How can I know what happened to me if I cannot name the source of such awe and wonder?
Nature Journal, January 6, 1998
If we teach what we need to learn, then I need to learn the names of things I want to write about: the trees in my north side neighborhood, other than the pines and maples; the birds that migrate along the river; those prairie wildflowers that find purchase along the train tracks.
I begin by visiting a place where nature is conveniently labeled.
It’s a cold Thursday afternoon at the North Park Village Nature Center, the former municipal TB sanitarium hiding out on the northwest edge of the city. The first wild creature I stumble across lives in the Visitor Center, its double-decker cage taking up one-quarter of the Animal Room. It is a twenty-year-old Green Heron with a bum shoulder, the victim of a speeding car as a young bird. It has lived off the city ever since, sharing its quarters with small live amphibians, taxidermied foxes, and, just inches from its cage, a stuffed blue heron. What might our plump little bird dream of at night, I wonder?
And though there are rumors of deer, coyote, and raccoon in the preserve, the busted-up bird is the only creature more exotic than a robin or squirrel that I see all day. Unless you count the critter poop deposited, on purpose it seems, in the middle of the deserted woodland path (“You can’t see me, but I’m here.”).
Making my unencumbered way over the wetland trail, I am drawn to the frozen marsh and sparse cat-o-nine tails that wave faintly above the ice. I learn from the informative sign that this vernal pool is a special wetland habitat, breeding ground for peeper frogs, tiger salamanders, and fairy shrimp. Imagine that. I live just two miles and a bus ride from something called a fairy shrimp.
Suddenly this somber January day has perked up a bit.
* * * * *
Here’s what is true about urban nature: it’s mostly invisible, nameless to most of us, unless we are inconvenienced by it in the form of overflowing rivers, skunk road kill, or squirrels chewing through our attic floors. As Henry in that long-ago DePaul class made clear, nature too often stands in opposition to reality, especially in cities, largely peripheral to our daily lives. Unless we are already inclined to care—as educators, environmentalists, biologists, landscape architects.
How then do we rouse ourselves, and others, to know intimately the living systems on which we depend? Each piece of it—the birds, the crawling things, forest mammals, alley flowers, clouds, waves, the waters, the curve of the land.
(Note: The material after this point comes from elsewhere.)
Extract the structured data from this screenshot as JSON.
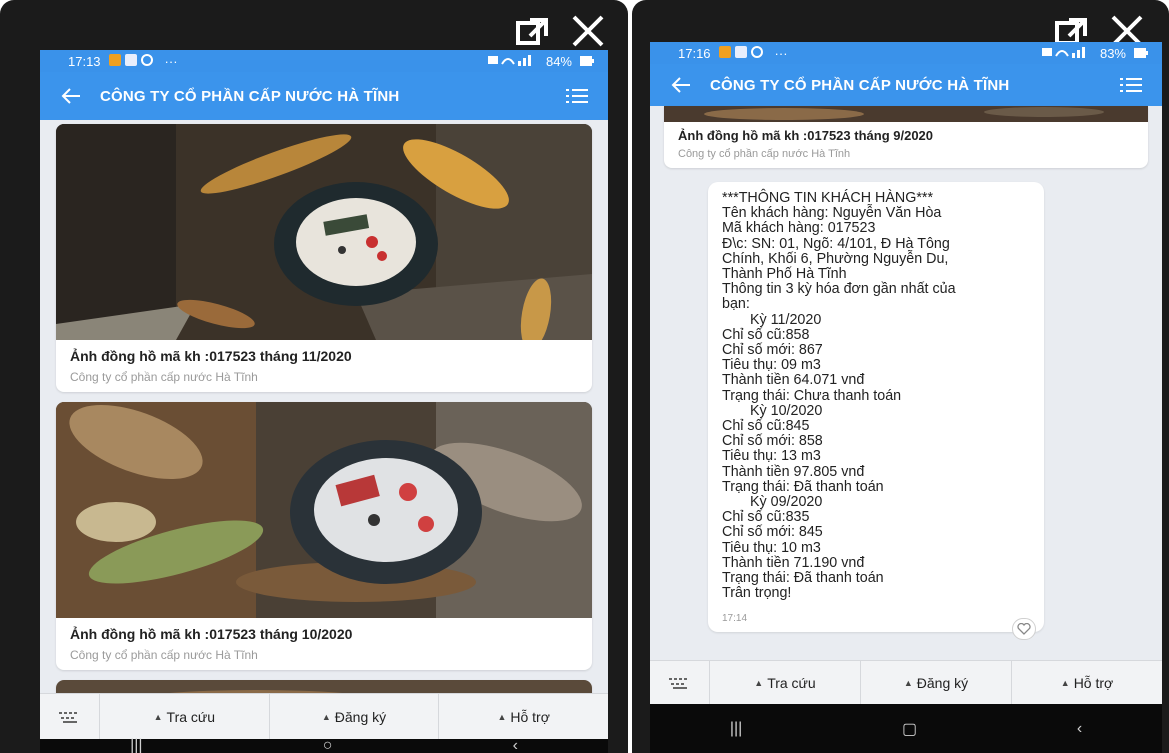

How do we know them? Maybe the same way we know ourselves. We ask for their names.
It’s a start.